“The strength of your evidence is an indicator of the development of your organization.” – Joe Ludlow, Nesta

“Evidence does not yet determine [organizational] survival or expansion.” –Clive Martin, Clinks

“Half of the organizations trying to measure impact end up developing their own tools from scratch. It’s either a waste of resources or a reflection on what’s available.”Tim Crabbe, Substance

It was a lively conversation, and a great step towards understanding the “pain points” around impact measurement. In the same vein, our new joint report with Wharton Social Impact Initiative (Beyond Compliance: Measuring to Learn, Improve, and Create Positive Change) presents our findings on how nonprofits and donors are tackling measurement questions. We want to know how measurement can be done better—and what we can accomplish by getting it right. While you’ll have to check out the report for the full story, there are a few key takeaways that I want to highlight here.

There’s a failure to distinguish between goals and indicators of organizational performance management vs. sector or community-level impact assessment.

This failure results in an all-too-familiar tension: The nonprofit leaders we interviewed wanted to know about what they could conceivably control because that helps them make their daily decisions better, while funders want to know about far-reaching or long-term impacts. For instance, a food bank wants to know how many hungry people it served, and whether the food they provide meets the nutritional needs of their clients. They might even look at the overall levels of hunger in the communities they serve. On the other hand, funders sometimes ask organizations to go beyond those measures and demonstrate a longer-term or broader impact—in our food bank example, that might be something like the overall health of the community—and they don’t always fund the organization to answer those questions.

How can funders and nonprofits bridge the gap? Focus on what you need to know to do your work better. That might not be what you can easily assess, and it might not be everything you wish you could know. Think about what you will do with what you learn. No chance it’ll change your actions? Then it’s probably not worth measuring.

Everyone has a responsibility to keep track of what they’re doing, but measurement approaches have to be “right-sized.”

Measurement strategies have to match an organization’s capacity and the state of current evidence. Every organization needs to measure their direct outputs (things like the number of meals served) in order to operate competently. But not every organization has the capacity to measure and report beyond that, and not every organization needs to do so. When there is already strong evidence supporting an approach, further measurement may be duplicating efforts for little gain. But if there’s little evidence or it’s hard to collect the data, an organization still needs to do its best to figure out what’s happening, even through something as simple and “non-scientific” as a focus group. And if a funder wants an organization to go beyond their “right-sized” approach, they may need to provide more support.

The (over)abundance of measurement and management resources sometimes just leads to confusion.

There are many tools to track data or guide a strategy, but most are targeted towards either funders or nonprofits, rather than both. This separation makes it harder for donors and nonprofits to get on the same page. In addition, most tools focus on a few specific measurement questions without guiding a user through the whole process of developing a strategy, collecting data, and making decisions based on what you’ve learned.
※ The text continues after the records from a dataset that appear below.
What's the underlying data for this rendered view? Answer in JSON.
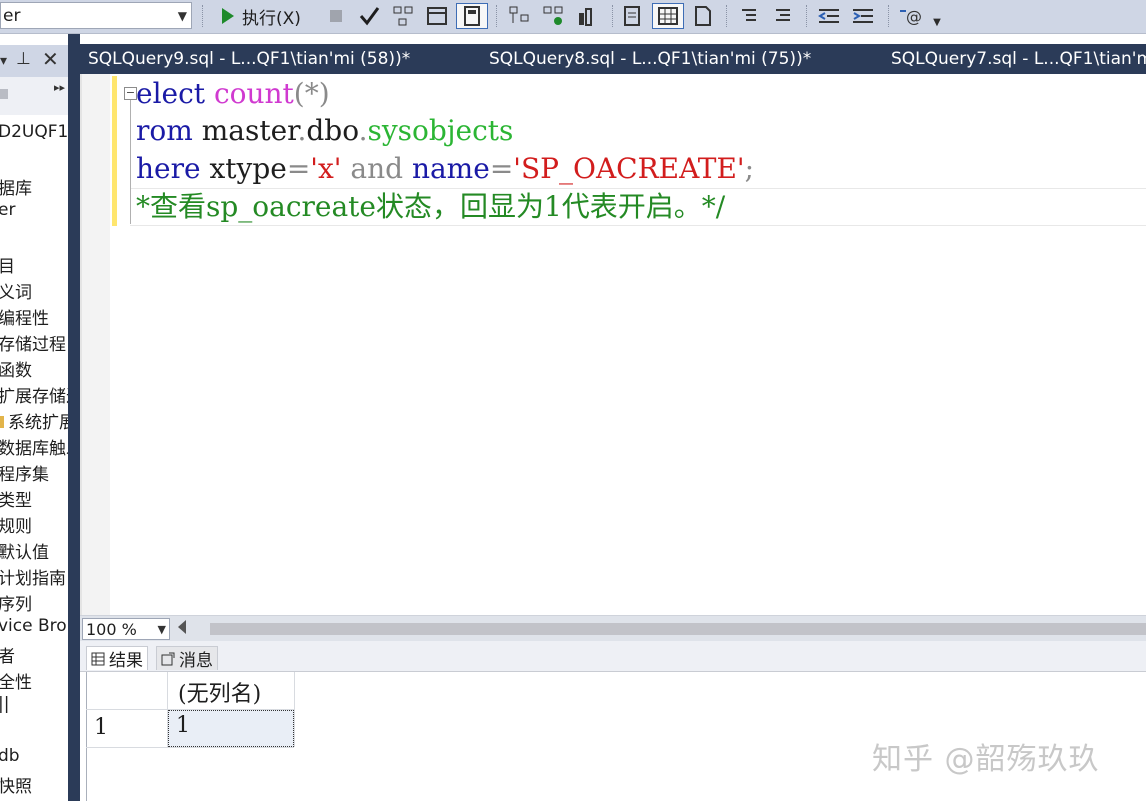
{
  "toolbar": {
    "database_combo": "er",
    "execute_label": "执行(X)"
  },
  "left_panel": {
    "items": [
      "D2UQF1",
      "据库",
      "er",
      "",
      "目",
      "义词",
      "编程性",
      "存储过程",
      "函数",
      "扩展存储过",
      "系统扩展",
      "数据库触发",
      "程序集",
      "类型",
      "规则",
      "默认值",
      "计划指南",
      "序列",
      "vice Bro",
      "者",
      "全性",
      "||",
      "",
      "db",
      "快照"
    ]
  },
  "tabs": [
    {
      "label": "SQLQuery9.sql - L...QF1\\tian'mi (58))*"
    },
    {
      "label": "SQLQuery8.sql - L...QF1\\tian'mi (75))*"
    },
    {
      "label": "SQLQuery7.sql - L...QF1\\tian'mi"
    }
  ],
  "editor": {
    "line1": {
      "kw": "elect",
      "fn": "count",
      "args": "(*)"
    },
    "line2": {
      "kw": "rom",
      "db": "master",
      "dot1": ".",
      "schema": "dbo",
      "dot2": ".",
      "obj": "sysobjects"
    },
    "line3": {
      "kw": "here",
      "col": "xtype",
      "eq1": "=",
      "val1": "'x'",
      "op": "and",
      "col2": "name",
      "eq2": "=",
      "val2": "'SP_OACREATE'",
      "semi": ";"
    },
    "line4": {
      "comment": "*查看sp_oacreate状态，回显为1代表开启。*/"
    }
  },
  "zoom": {
    "value": "100 %"
  },
  "results": {
    "tab_results": "结果",
    "tab_messages": "消息",
    "column_header": "(无列名)",
    "rows": [
      {
        "row_num": "1",
        "value": "1"
      }
    ]
  },
  "watermark": "知乎 @韶殇玖玖"
}
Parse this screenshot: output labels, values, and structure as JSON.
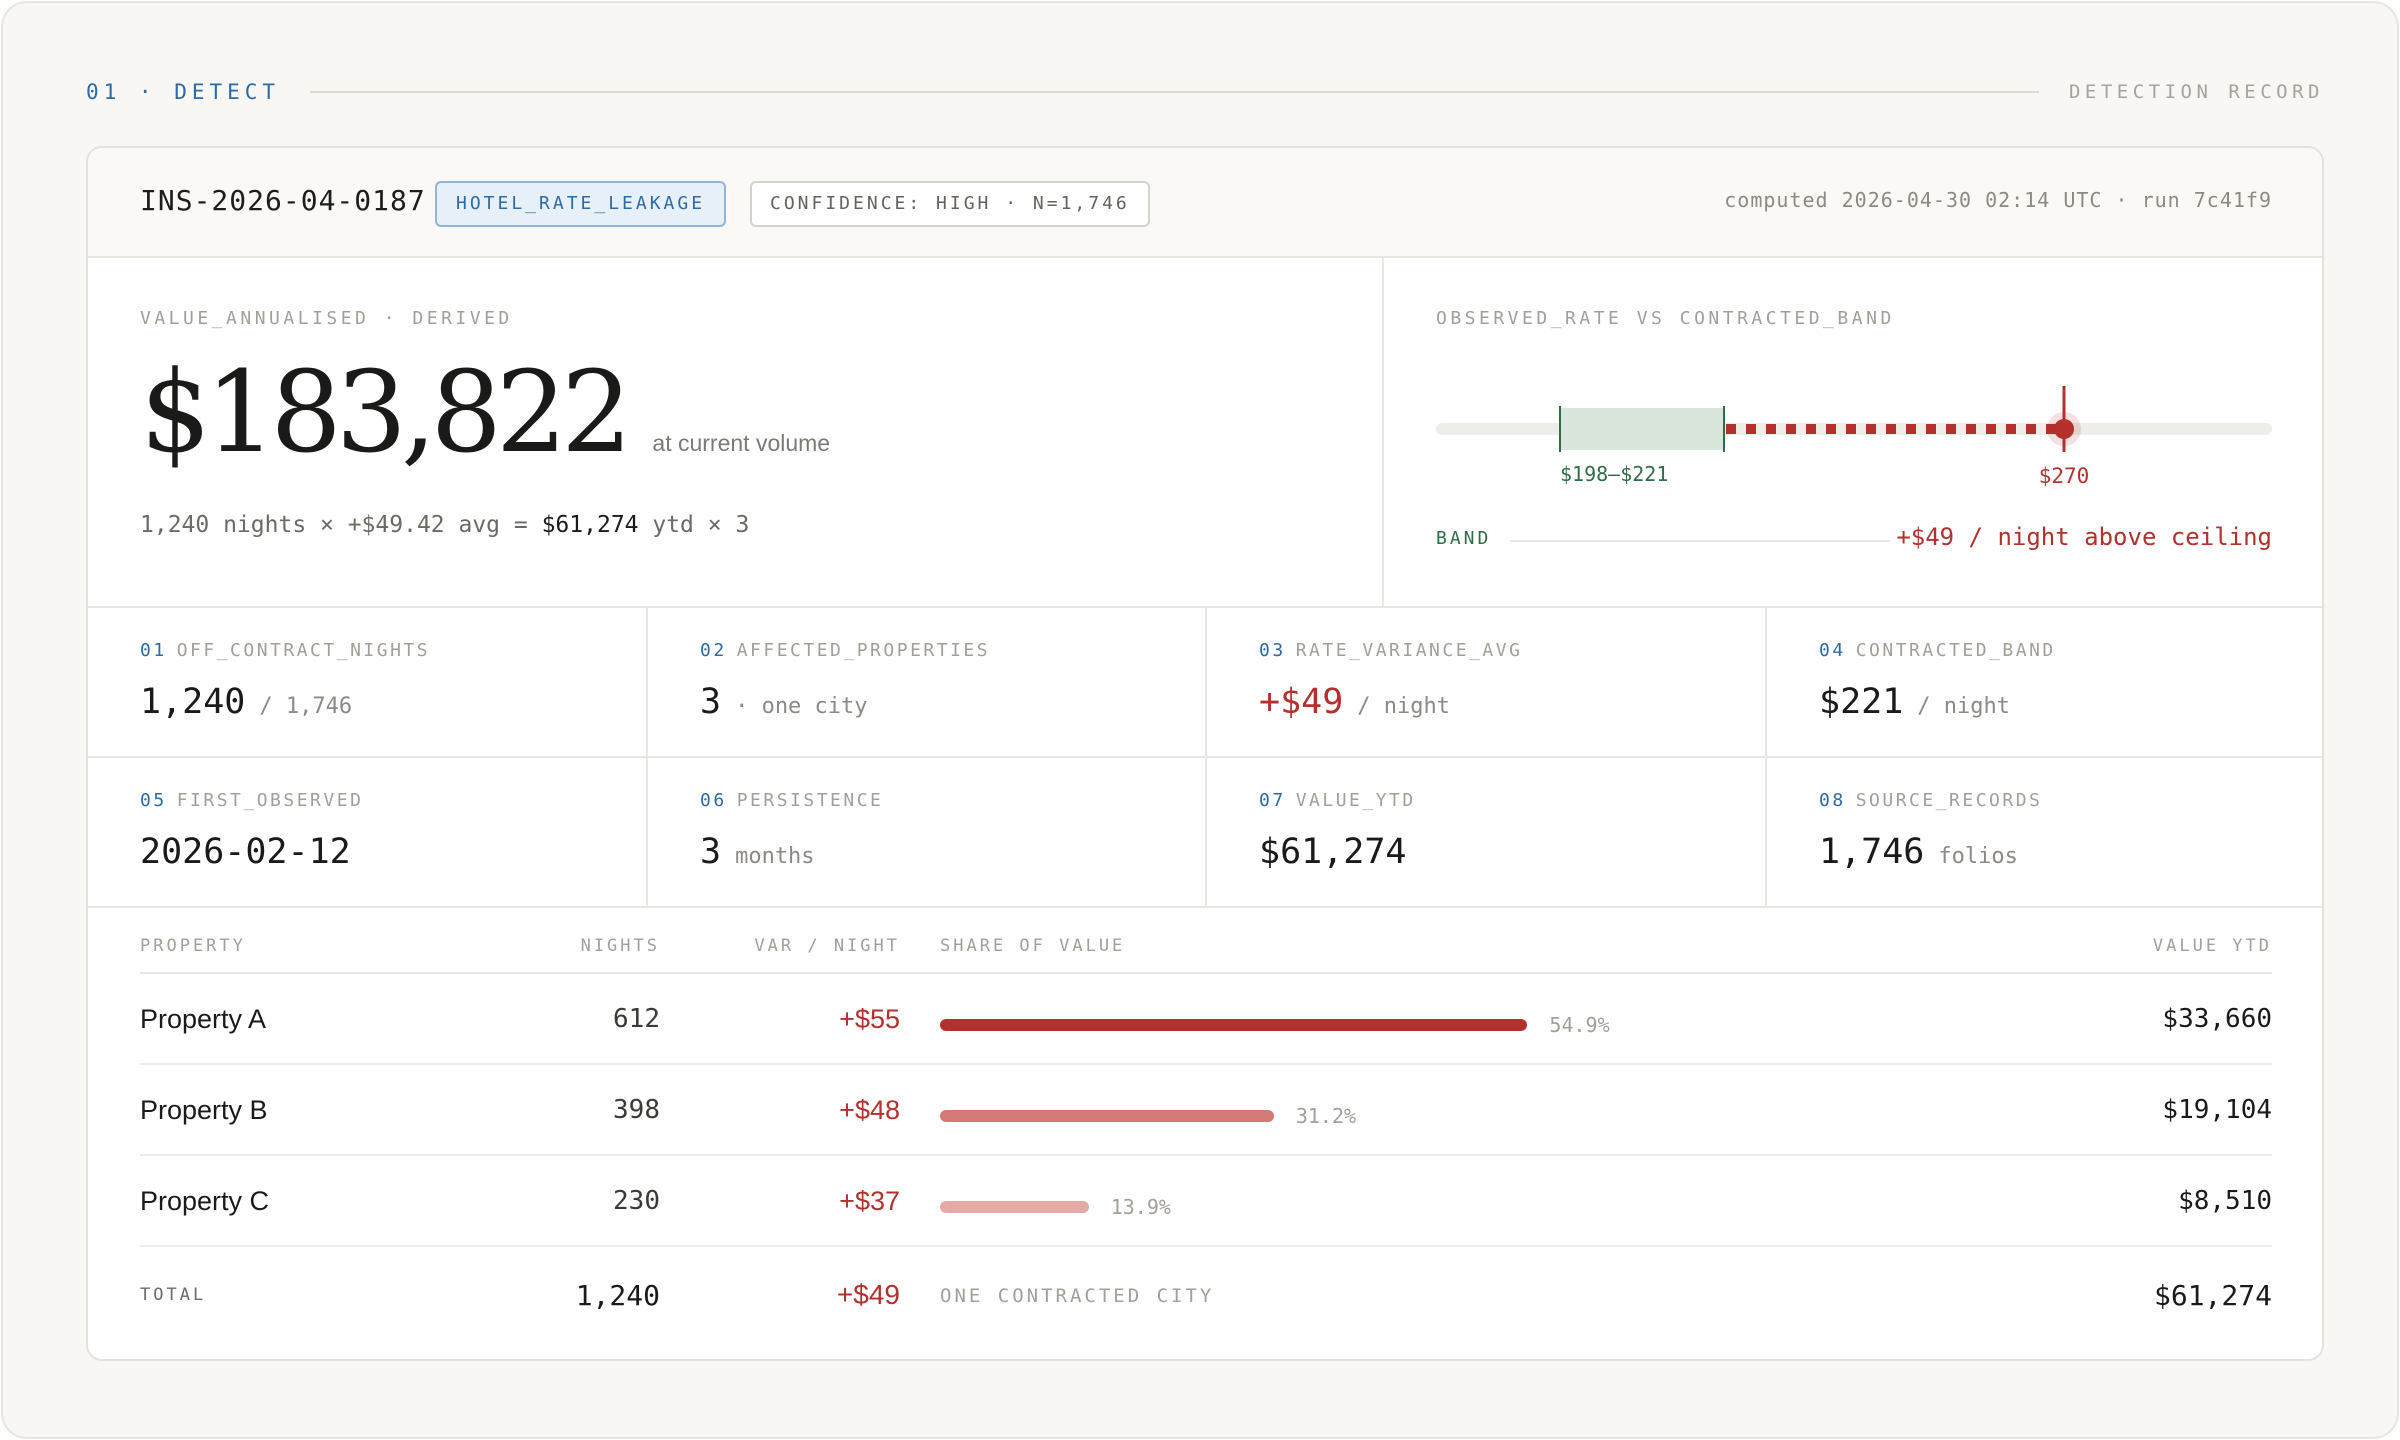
{
  "section": {
    "title": "01 · DETECT",
    "right_label": "DETECTION RECORD"
  },
  "header": {
    "insight_id": "INS-2026-04-0187",
    "category_badge": "HOTEL_RATE_LEAKAGE",
    "confidence_badge": "CONFIDENCE: HIGH · N=1,746",
    "computed": "computed 2026-04-30 02:14 UTC · run 7c41f9"
  },
  "value_panel": {
    "kicker": "VALUE_ANNUALISED · DERIVED",
    "value": "$183,822",
    "note": "at current volume",
    "formula_prefix": "1,240 nights × +$49.42 avg = ",
    "formula_ytd": "$61,274",
    "formula_suffix": " ytd × 3"
  },
  "rate_panel": {
    "kicker": "OBSERVED_RATE VS CONTRACTED_BAND",
    "band_text": "$198–$221",
    "observed_text": "$270",
    "band_label": "BAND",
    "ceiling_note": "+$49 / night above ceiling",
    "scale": {
      "band_low": 198,
      "band_high": 221,
      "observed": 270
    },
    "colors": {
      "band": "#2f6d46",
      "observed": "#b3302c"
    }
  },
  "metrics": [
    {
      "num": "01",
      "label": "OFF_CONTRACT_NIGHTS",
      "value": "1,240",
      "unit": "/ 1,746"
    },
    {
      "num": "02",
      "label": "AFFECTED_PROPERTIES",
      "value": "3",
      "unit": "· one city"
    },
    {
      "num": "03",
      "label": "RATE_VARIANCE_AVG",
      "value": "+$49",
      "unit": "/ night"
    },
    {
      "num": "04",
      "label": "CONTRACTED_BAND",
      "value": "$221",
      "unit": "/ night"
    },
    {
      "num": "05",
      "label": "FIRST_OBSERVED",
      "value": "2026-02-12",
      "unit": ""
    },
    {
      "num": "06",
      "label": "PERSISTENCE",
      "value": "3",
      "unit": "months"
    },
    {
      "num": "07",
      "label": "VALUE_YTD",
      "value": "$61,274",
      "unit": ""
    },
    {
      "num": "08",
      "label": "SOURCE_RECORDS",
      "value": "1,746",
      "unit": "folios"
    }
  ],
  "table": {
    "headers": {
      "property": "PROPERTY",
      "nights": "NIGHTS",
      "var": "VAR / NIGHT",
      "share": "SHARE OF VALUE",
      "value": "VALUE YTD"
    },
    "rows": [
      {
        "property": "Property A",
        "nights": "612",
        "var": "+$55",
        "share": 54.9,
        "share_text": "54.9%",
        "value": "$33,660",
        "color": "#b3302c"
      },
      {
        "property": "Property B",
        "nights": "398",
        "var": "+$48",
        "share": 31.2,
        "share_text": "31.2%",
        "value": "$19,104",
        "color": "#d47a76"
      },
      {
        "property": "Property C",
        "nights": "230",
        "var": "+$37",
        "share": 13.9,
        "share_text": "13.9%",
        "value": "$8,510",
        "color": "#e3aaa6"
      }
    ],
    "total": {
      "label": "TOTAL",
      "nights": "1,240",
      "var": "+$49",
      "note": "ONE CONTRACTED CITY",
      "value": "$61,274"
    }
  }
}
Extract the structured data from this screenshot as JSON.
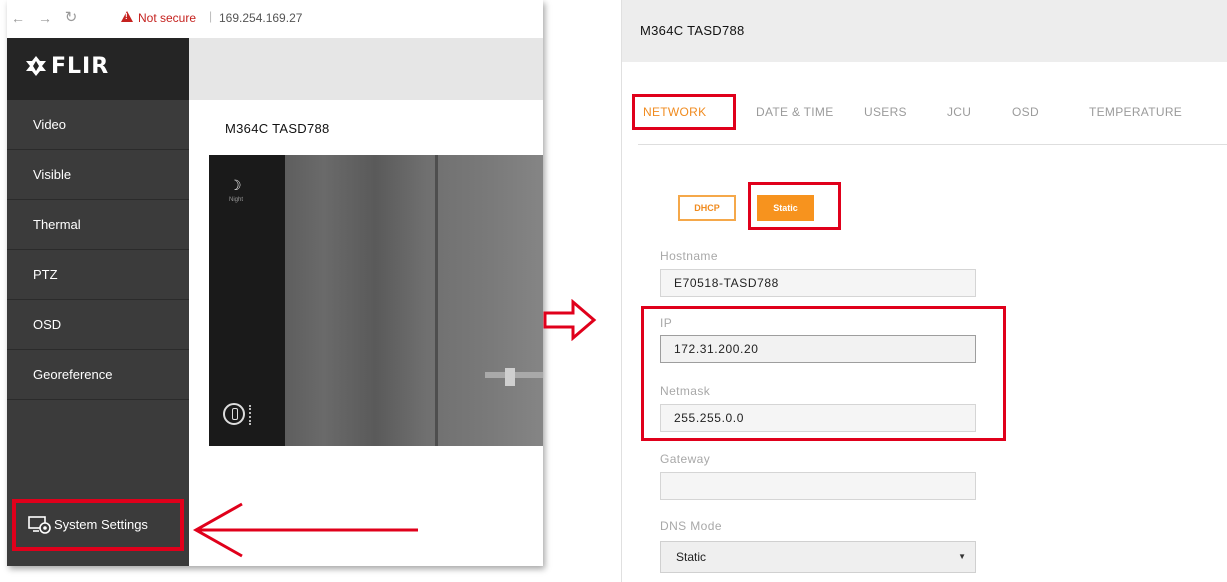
{
  "browser": {
    "security_label": "Not secure",
    "separator": "|",
    "url": "169.254.169.27"
  },
  "app": {
    "logo_text": "FLIR",
    "camera_title": "M364C TASD788",
    "overlay_night": "Night"
  },
  "sidebar": {
    "items": [
      {
        "label": "Video"
      },
      {
        "label": "Visible"
      },
      {
        "label": "Thermal"
      },
      {
        "label": "PTZ"
      },
      {
        "label": "OSD"
      },
      {
        "label": "Georeference"
      }
    ],
    "system_settings": "System Settings"
  },
  "settings": {
    "title": "M364C TASD788",
    "tabs": [
      {
        "label": "NETWORK",
        "active": true
      },
      {
        "label": "DATE & TIME"
      },
      {
        "label": "USERS"
      },
      {
        "label": "JCU"
      },
      {
        "label": "OSD"
      },
      {
        "label": "TEMPERATURE"
      }
    ],
    "mode_buttons": {
      "dhcp": "DHCP",
      "static": "Static",
      "selected": "Static"
    },
    "fields": {
      "hostname": {
        "label": "Hostname",
        "value": "E70518-TASD788"
      },
      "ip": {
        "label": "IP",
        "value": "172.31.200.20"
      },
      "netmask": {
        "label": "Netmask",
        "value": "255.255.0.0"
      },
      "gateway": {
        "label": "Gateway",
        "value": ""
      },
      "dns_mode": {
        "label": "DNS Mode",
        "value": "Static"
      }
    }
  },
  "colors": {
    "accent": "#f7931e",
    "highlight_red": "#e0001b",
    "sidebar_bg": "#3b3b3b",
    "logo_bg": "#252525"
  }
}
The result: siloed conversations where people are touching different parts of the proverbial elephant in the room.

At the conference, in our research, and in our conversations with donors and nonprofits, it’s been clear that impact measurement generates both excitement and confusion. We’ve tackled impact definition in our recent blog series; with this report, we hope to bring similar clarity to the measurement side by providing concrete steps towards a more effective measurement strategy. Why does it matter? I’ll leave you with the words of one more conference participant:

“If you can’t figure out what you’re doing, don’t do it.” –Fran Perrin, Indigo Trust

To learn more about our findings, as well as what both nonprofits and donors can do to improve, download the free report here.